◆ **Exercise**:
Which lines of the entries contain the string "Plugs"? Copy each of them.

====

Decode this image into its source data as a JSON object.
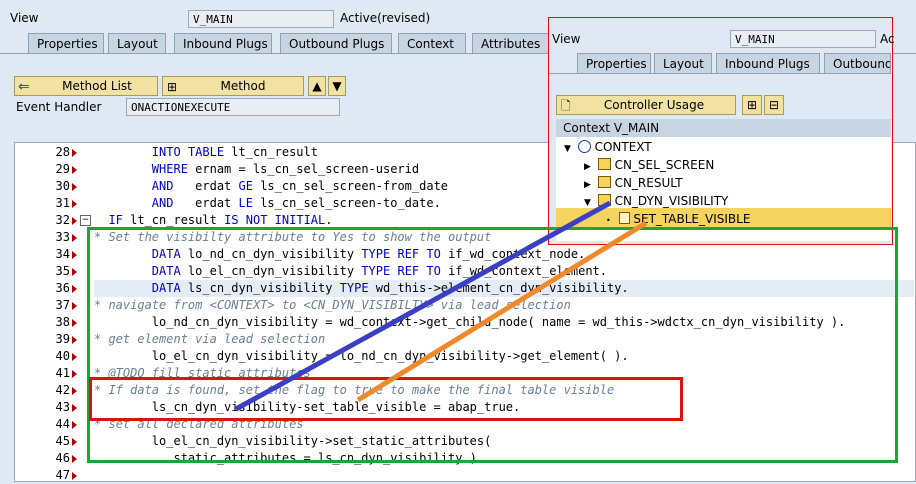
{
  "header": {
    "view_label": "View",
    "view_value": "V_MAIN",
    "status": "Active(revised)"
  },
  "tabs": [
    "Properties",
    "Layout",
    "Inbound Plugs",
    "Outbound Plugs",
    "Context",
    "Attributes"
  ],
  "toolbar": {
    "method_list": "Method List",
    "method": "Method",
    "event_handler_label": "Event Handler",
    "event_handler_value": "ONACTIONEXECUTE"
  },
  "code_lines": [
    {
      "n": "28",
      "t": "        INTO TABLE lt_cn_result"
    },
    {
      "n": "29",
      "t": "        WHERE ernam = ls_cn_sel_screen-userid"
    },
    {
      "n": "30",
      "t": "        AND   erdat GE ls_cn_sel_screen-from_date"
    },
    {
      "n": "31",
      "t": "        AND   erdat LE ls_cn_sel_screen-to_date."
    },
    {
      "n": "32",
      "t": "  IF lt_cn_result IS NOT INITIAL."
    },
    {
      "n": "33",
      "t": "* Set the visibilty attribute to Yes to show the output"
    },
    {
      "n": "34",
      "t": "        DATA lo_nd_cn_dyn_visibility TYPE REF TO if_wd_context_node."
    },
    {
      "n": "35",
      "t": "        DATA lo_el_cn_dyn_visibility TYPE REF TO if_wd_context_element."
    },
    {
      "n": "36",
      "t": "        DATA ls_cn_dyn_visibility TYPE wd_this->element_cn_dyn_visibility."
    },
    {
      "n": "37",
      "t": "* navigate from <CONTEXT> to <CN_DYN_VISIBILTY> via lead selection"
    },
    {
      "n": "38",
      "t": "        lo_nd_cn_dyn_visibility = wd_context->get_child_node( name = wd_this->wdctx_cn_dyn_visibility )."
    },
    {
      "n": "39",
      "t": "* get element via lead selection"
    },
    {
      "n": "40",
      "t": "        lo_el_cn_dyn_visibility = lo_nd_cn_dyn_visibility->get_element( )."
    },
    {
      "n": "41",
      "t": "* @TODO fill static attributes"
    },
    {
      "n": "42",
      "t": "* If data is found, set the flag to true to make the final table visible"
    },
    {
      "n": "43",
      "t": "        ls_cn_dyn_visibility-set_table_visible = abap_true."
    },
    {
      "n": "44",
      "t": "* set all declared attributes"
    },
    {
      "n": "45",
      "t": "        lo_el_cn_dyn_visibility->set_static_attributes("
    },
    {
      "n": "46",
      "t": "           static_attributes = ls_cn_dyn_visibility )."
    },
    {
      "n": "47",
      "t": ""
    }
  ],
  "overlay": {
    "view_label": "View",
    "view_value": "V_MAIN",
    "status_partial": "Ac",
    "tabs": [
      "Properties",
      "Layout",
      "Inbound Plugs",
      "Outbound"
    ],
    "controller_usage": "Controller Usage",
    "context_title": "Context V_MAIN",
    "tree": [
      "CONTEXT",
      "CN_SEL_SCREEN",
      "CN_RESULT",
      "CN_DYN_VISIBILITY",
      "SET_TABLE_VISIBLE"
    ]
  },
  "colors": {
    "green_box": "#1fa531",
    "red_box": "#e01010",
    "blue_line": "#3a3fc4",
    "orange_line": "#f0892a"
  }
}
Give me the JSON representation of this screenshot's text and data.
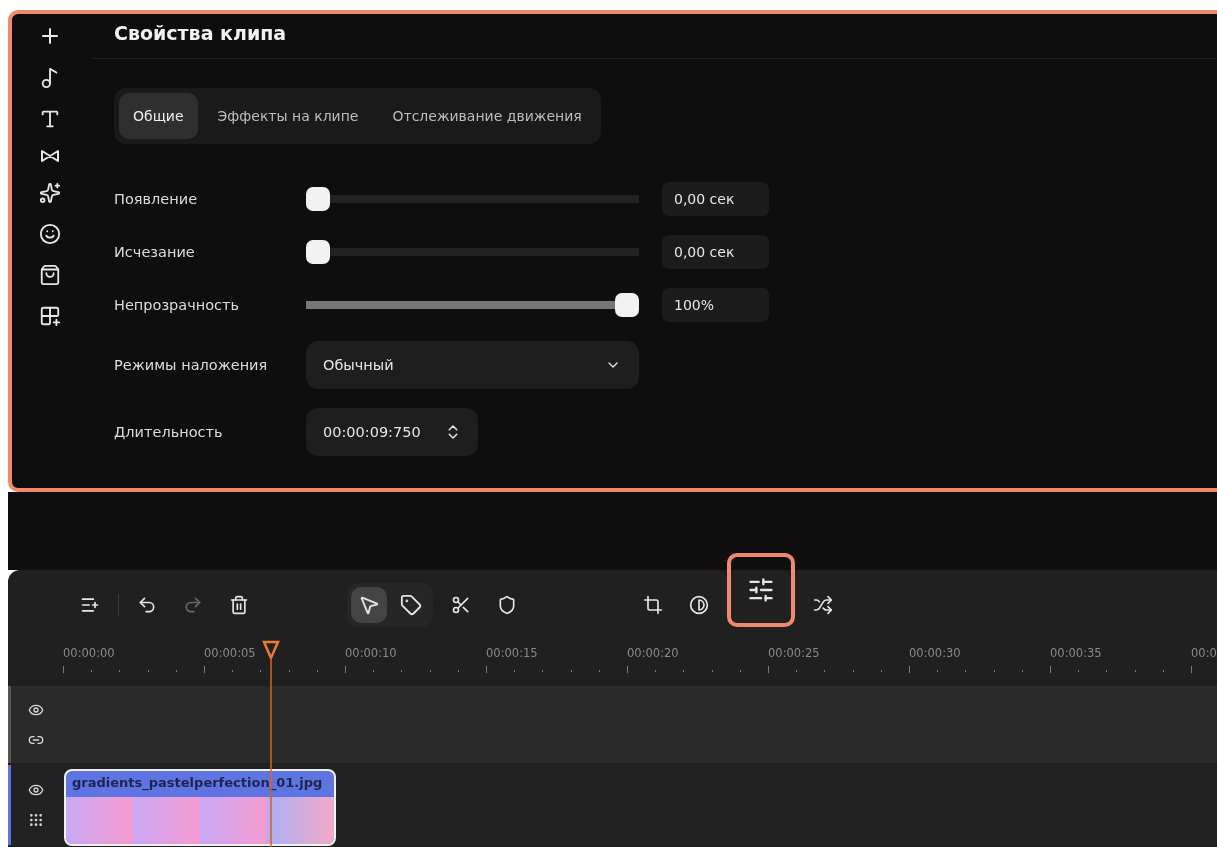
{
  "panel": {
    "title": "Свойства клипа",
    "highlighted": true
  },
  "tabs": [
    {
      "label": "Общие",
      "selected": true
    },
    {
      "label": "Эффекты на клипе",
      "selected": false
    },
    {
      "label": "Отслеживание движения",
      "selected": false
    }
  ],
  "properties": [
    {
      "kind": "slider",
      "label": "Появление",
      "level": 0,
      "value": "0,00 сек"
    },
    {
      "kind": "slider",
      "label": "Исчезание",
      "level": 0,
      "value": "0,00 сек"
    },
    {
      "kind": "slider",
      "label": "Непрозрачность",
      "level": 1,
      "value": "100%"
    },
    {
      "kind": "select",
      "label": "Режимы наложения",
      "value": "Обычный"
    },
    {
      "kind": "spinner",
      "label": "Длительность",
      "value": "00:00:09:750"
    }
  ],
  "toolbar": [
    [
      {
        "kind": "add-track",
        "disabled": false,
        "highlighted": false
      }
    ],
    [
      {
        "kind": "undo",
        "disabled": false,
        "highlighted": false
      },
      {
        "kind": "redo",
        "disabled": true,
        "highlighted": false
      },
      {
        "kind": "delete",
        "disabled": false,
        "highlighted": false
      }
    ],
    [
      {
        "kind": "modes",
        "disabled": false,
        "highlighted": false
      },
      {
        "kind": "cut",
        "disabled": false,
        "highlighted": false
      },
      {
        "kind": "shield",
        "disabled": false,
        "highlighted": false
      }
    ],
    [
      {
        "kind": "crop",
        "disabled": false,
        "highlighted": false
      },
      {
        "kind": "contrast",
        "disabled": false,
        "highlighted": false
      },
      {
        "kind": "adjust",
        "disabled": false,
        "highlighted": true
      },
      {
        "kind": "effects",
        "disabled": false,
        "highlighted": false
      }
    ]
  ],
  "tool_modes": [
    {
      "kind": "pointer",
      "selected": true
    },
    {
      "kind": "tag",
      "selected": false
    }
  ],
  "ruler": [
    "00:00:00",
    "00:00:05",
    "00:00:10",
    "00:00:15",
    "00:00:20",
    "00:00:25",
    "00:00:30",
    "00:00:35",
    "00:0"
  ],
  "tracks": [
    {
      "kind": "empty"
    },
    {
      "kind": "video",
      "clip": {
        "name": "gradients_pastelperfection_01.jpg",
        "selected": true
      }
    }
  ]
}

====

◆ **Finished task**:
    "Inbound Plugs",
    "Outbound Plugs",
      "Inbound Plugs",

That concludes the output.